When Christopher Austin, M.D., and Doug Cole, M.D., were co-residents at Massachusetts General Hospital in the late '80s, they realized the diagnoses and treatments for common diseases were "both problematic." Now, 30-plus years later, the two have come together to co-found Flagship's Vesalius Therapeutics in a $75 million attempt to solve the problem. 

The Cambridge, Massachusetts biotech, emerged Wednesday with funding from the incubator, behind the likes of Moderna, to go after diseases that influence 90% of human illness. The startup will talk with external investors this year and has already begun discussing partnerships with pharmas, said Cole, Vesalius chair and Flagship managing partner, in a joint interview with CEO Austin. 

The biotech, founded in 2019, revolves around Vesalius' so-called Diamond technology platform that is meant to serve as a prism, Austin said. 

"[L]ike a prism splits sunlight to reveal there’s lots of colors within it, Diamond splits those apparently diagnostically identical syndromic diseases into multiple mechanistic diseases, which we can then make more effective drugs against for the first time," Austin said. He previously served as the founding director of the National Center for Advancing Translational Sciences within the National Institutes of Health.

RELATED: Flagship Pioneering flags down another $2.2B to expand preemptive, pioneering medicine divisions

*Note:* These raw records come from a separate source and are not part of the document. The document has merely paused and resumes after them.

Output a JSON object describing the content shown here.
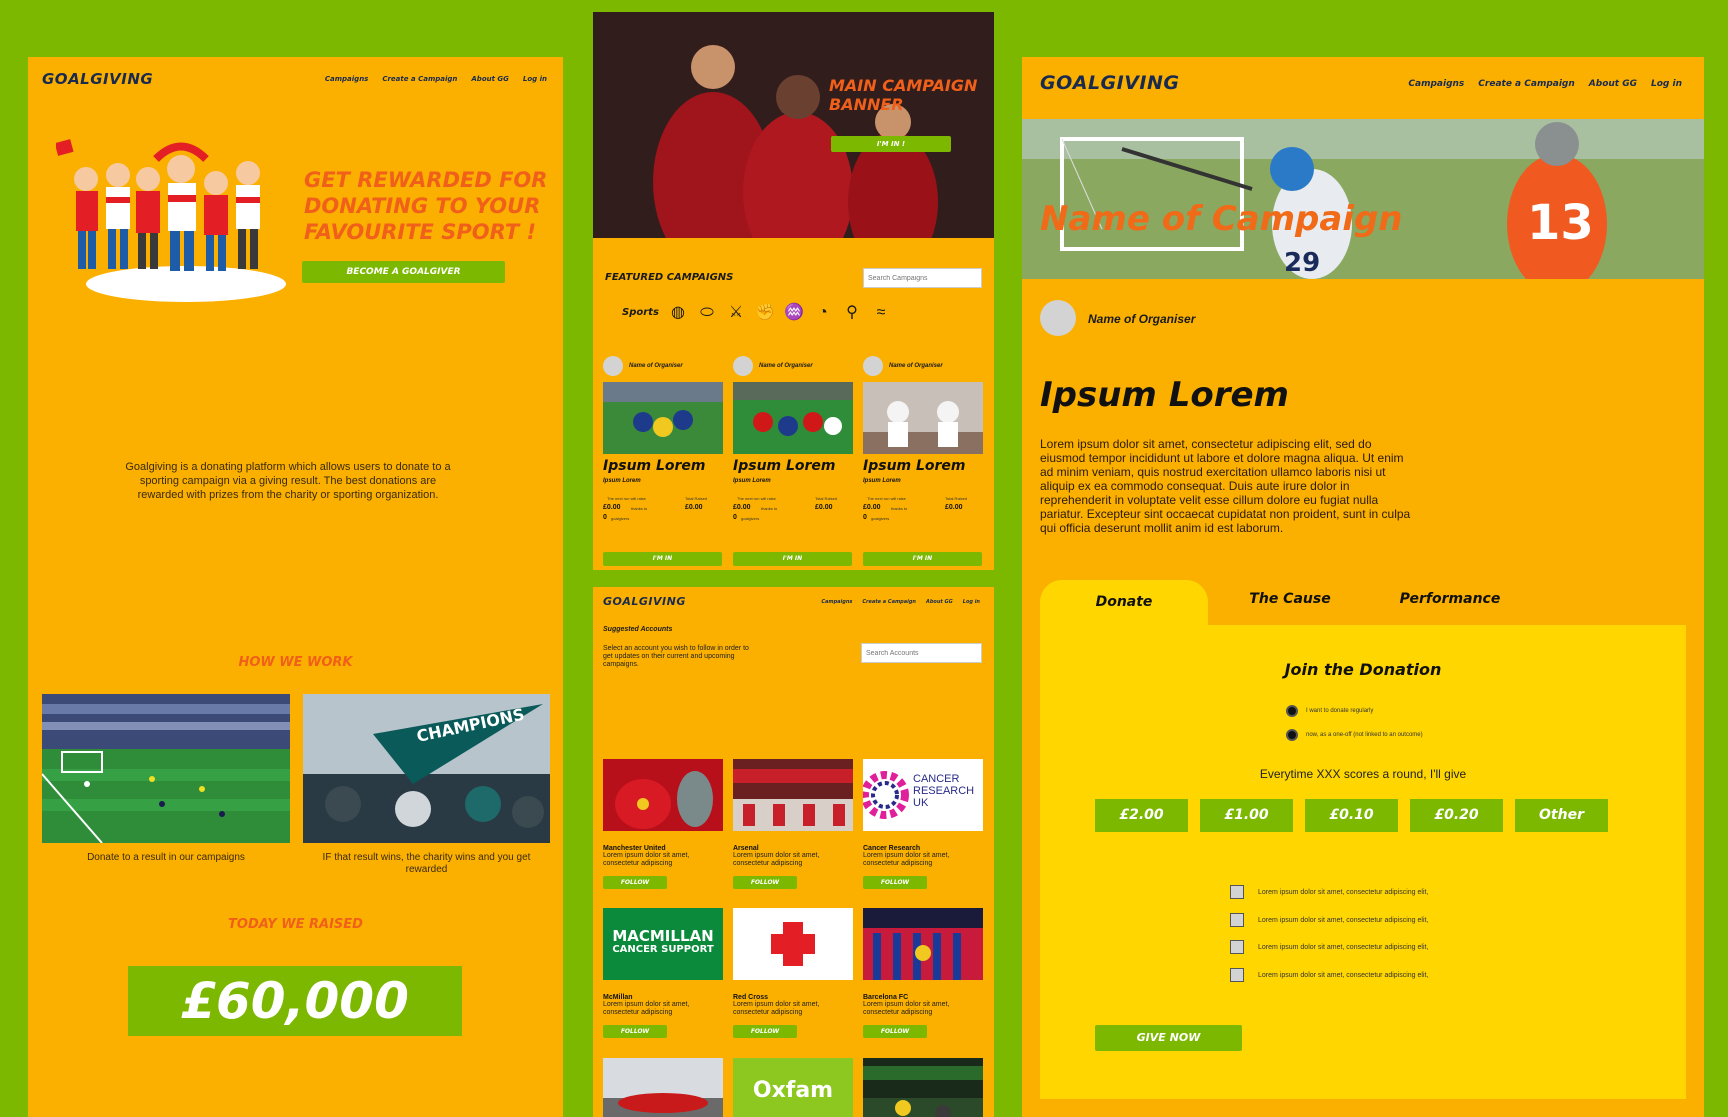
{
  "landing": {
    "brand": "GOALGIVING",
    "nav": [
      "Campaigns",
      "Create a Campaign",
      "About GG",
      "Log in"
    ],
    "hero_title": "GET REWARDED FOR DONATING TO YOUR FAVOURITE SPORT !",
    "hero_button": "BECOME A GOALGIVER",
    "about": "Goalgiving is a donating platform which allows users to donate to a sporting campaign via a giving result. The best donations are rewarded with prizes from the charity or sporting organization.",
    "how_heading": "HOW WE WORK",
    "how_caption_1": "Donate to a result in our campaigns",
    "how_caption_2": "IF that result wins, the charity wins and you get rewarded",
    "pennant_text": "CHAMPIONS",
    "raised_heading": "TODAY WE RAISED",
    "raised_amount": "£60,000"
  },
  "campaigns": {
    "banner_title": "MAIN CAMPAIGN BANNER",
    "banner_button": "I'M IN !",
    "featured_heading": "FEATURED CAMPAIGNS",
    "search_placeholder": "Search Campaigns",
    "sports_label": "Sports",
    "sports_icons": [
      "volleyball-icon",
      "rugby-ball-icon",
      "cricket-icon",
      "boxing-glove-icon",
      "swimmer-icon",
      "ball-icon",
      "cyclist-icon",
      "swimming-icon"
    ],
    "cards": [
      {
        "organiser": "Name of Organiser",
        "title": "Ipsum Lorem",
        "subtitle": "Ipsum Lorem",
        "meta_left": "The next run will raise",
        "meta_right": "Total Raised",
        "amount": "£0.00",
        "thanks": "thanks to",
        "total": "£0.00",
        "givers": "0",
        "givers_label": "goalgivers",
        "button": "I'M IN"
      },
      {
        "organiser": "Name of Organiser",
        "title": "Ipsum Lorem",
        "subtitle": "Ipsum Lorem",
        "meta_left": "The next run will raise",
        "meta_right": "Total Raised",
        "amount": "£0.00",
        "thanks": "thanks to",
        "total": "£0.00",
        "givers": "0",
        "givers_label": "goalgivers",
        "button": "I'M IN"
      },
      {
        "organiser": "Name of Organiser",
        "title": "Ipsum Lorem",
        "subtitle": "Ipsum Lorem",
        "meta_left": "The next run will raise",
        "meta_right": "Total Raised",
        "amount": "£0.00",
        "thanks": "thanks to",
        "total": "£0.00",
        "givers": "0",
        "givers_label": "goalgivers",
        "button": "I'M IN"
      }
    ]
  },
  "accounts": {
    "brand": "GOALGIVING",
    "nav": [
      "Campaigns",
      "Create a Campaign",
      "About GG",
      "Log in"
    ],
    "heading": "Suggested Accounts",
    "text": "Select an account you wish to follow in order to get updates on their current and upcoming campaigns.",
    "search_placeholder": "Search Accounts",
    "items": [
      {
        "name": "Manchester United",
        "desc": "Lorem ipsum dolor sit amet, consectetur adipiscing",
        "button": "FOLLOW"
      },
      {
        "name": "Arsenal",
        "desc": "Lorem ipsum dolor sit amet, consectetur adipiscing",
        "button": "FOLLOW"
      },
      {
        "name": "Cancer Research",
        "desc": "Lorem ipsum dolor sit amet, consectetur adipiscing",
        "button": "FOLLOW",
        "logo_text": [
          "CANCER",
          "RESEARCH",
          "UK"
        ]
      },
      {
        "name": "McMillan",
        "desc": "Lorem ipsum dolor sit amet, consectetur adipiscing",
        "button": "FOLLOW",
        "logo_text": [
          "MACMILLAN",
          "CANCER SUPPORT"
        ]
      },
      {
        "name": "Red Cross",
        "desc": "Lorem ipsum dolor sit amet, consectetur adipiscing",
        "button": "FOLLOW"
      },
      {
        "name": "Barcelona FC",
        "desc": "Lorem ipsum dolor sit amet, consectetur adipiscing",
        "button": "FOLLOW"
      }
    ],
    "oxfam_logo": "Oxfam"
  },
  "campaign_page": {
    "brand": "GOALGIVING",
    "nav": [
      "Campaigns",
      "Create a Campaign",
      "About GG",
      "Log in"
    ],
    "campaign_name": "Name of Campaign",
    "jersey_numbers": [
      "29",
      "13"
    ],
    "organiser": "Name of Organiser",
    "title": "Ipsum Lorem",
    "description": "Lorem ipsum dolor sit amet, consectetur adipiscing elit, sed do eiusmod tempor incididunt ut labore et dolore magna aliqua. Ut enim ad minim veniam, quis nostrud exercitation ullamco laboris nisi ut aliquip ex ea commodo consequat. Duis aute irure dolor in reprehenderit in voluptate velit esse cillum dolore eu fugiat nulla pariatur. Excepteur sint occaecat cupidatat non proident, sunt in culpa qui officia deserunt mollit anim id est laborum.",
    "tabs": [
      "Donate",
      "The Cause",
      "Performance"
    ],
    "join_heading": "Join the Donation",
    "radio_1": "I want to donate regularly",
    "radio_2": "now, as a one-off (not linked to an outcome)",
    "everytime": "Everytime XXX scores a round, I'll give",
    "amounts": [
      "£2.00",
      "£1.00",
      "£0.10",
      "£0.20",
      "Other"
    ],
    "checks": [
      "Lorem ipsum dolor sit amet, consectetur adipiscing elit,",
      "Lorem ipsum dolor sit amet, consectetur adipiscing elit,",
      "Lorem ipsum dolor sit amet, consectetur adipiscing elit,",
      "Lorem ipsum dolor sit amet, consectetur adipiscing elit,"
    ],
    "give_button": "GIVE NOW"
  },
  "colors": {
    "background": "#7cb800",
    "panel": "#fbb000",
    "accent_green": "#7cb800",
    "accent_orange": "#f0601a",
    "tab_yellow": "#ffd600"
  }
}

The proceeds will bankroll preclinical development as Vesalius looks to test its platform across the gamut of neurological, psychiatric, metabolic, autoimmune, cardiovascular and endocrine disorders, Austin said. The funding will also support the hiring of 200 new employees in the next two years, with about one-third of those in data science informatics and computational areas, Austin said. 

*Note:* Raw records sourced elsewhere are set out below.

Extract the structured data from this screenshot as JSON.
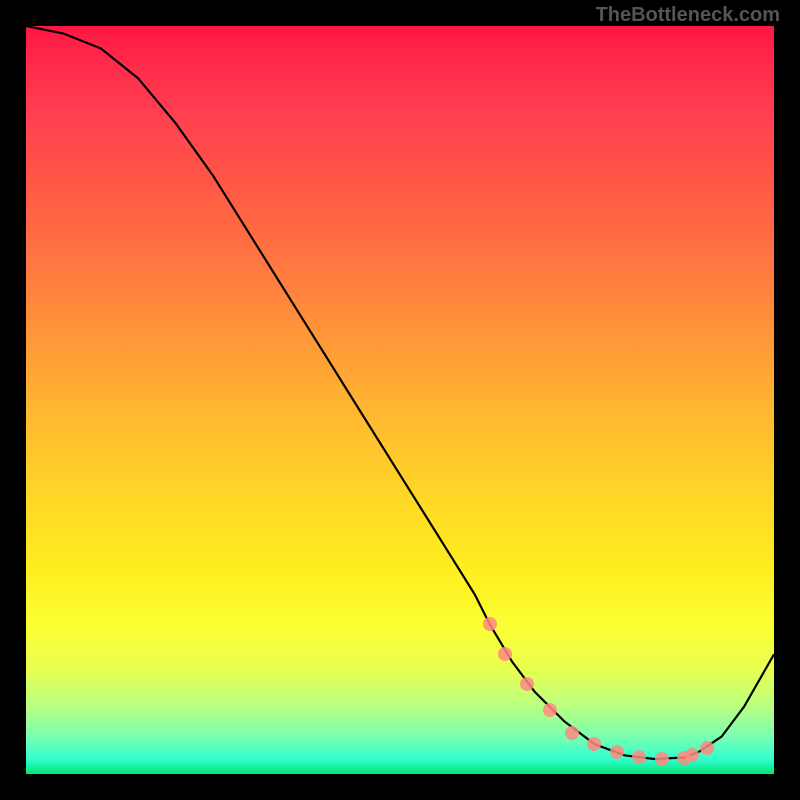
{
  "watermark": "TheBottleneck.com",
  "chart_data": {
    "type": "line",
    "title": "",
    "xlabel": "",
    "ylabel": "",
    "x_range": [
      0,
      100
    ],
    "y_range": [
      0,
      100
    ],
    "curve": {
      "x": [
        0,
        5,
        10,
        15,
        20,
        25,
        30,
        35,
        40,
        45,
        50,
        55,
        60,
        62,
        65,
        68,
        72,
        76,
        80,
        84,
        88,
        90,
        93,
        96,
        100
      ],
      "y": [
        100,
        99,
        97,
        93,
        87,
        80,
        72,
        64,
        56,
        48,
        40,
        32,
        24,
        20,
        15,
        11,
        7,
        4,
        2.5,
        2,
        2.2,
        3,
        5,
        9,
        16
      ]
    },
    "highlighted_points": {
      "x": [
        62,
        64,
        67,
        70,
        73,
        76,
        79,
        82,
        85,
        88,
        89,
        91
      ],
      "y": [
        20,
        16,
        12,
        8.5,
        5.5,
        4,
        3,
        2.3,
        2,
        2.2,
        2.5,
        3.5
      ]
    },
    "gradient_colors": [
      "#ff1744",
      "#ff6e40",
      "#ffd740",
      "#eeff41",
      "#69f0ae",
      "#00e676"
    ]
  }
}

The launch comes as Vesalius moves into a new lab today in Cambridge's Kendall Square that is four times the size of the startup's original work space, Cole said. 

With data and other technological advancements, the biopharma industry is ready for the next stage of drug development, according to Austin. If the company is able to "effectively identify responder populations" with its platform, Vesalius could attract biopharma partners that have failed development programs in the past because their clinical populations were too heterogeneous, Austin said. 

"So, could we resurrect some of those failed drugs?" Austin posited about Vesalius' potential.

RELATED: 'Shots on goal' to 'deterministic' drug development: Flagship CEO, Moderna Chair Afeyan pens first annual letter

Many illnesses today have a single diagnosis that serves as an umbrella for various diseases, which is a roadblock in drug development because each of those diseases has a different impact on patients due to distinct biological roots, the biotech said. 

"One of the things that became a bit of an obsession with biotech and pharma for much of the last couple decades is this quite reductionist model where we’re going to take a target out of its biological context, study it and then we’ll try to put Humpty Dumpty back together again when, in fact, Humpty Dumpty couldn’t be put back together again, and the drugs fail," Austin said. 

Vesalius plans on moving multiple drug discovery programs forward in the next year or two, Cole said.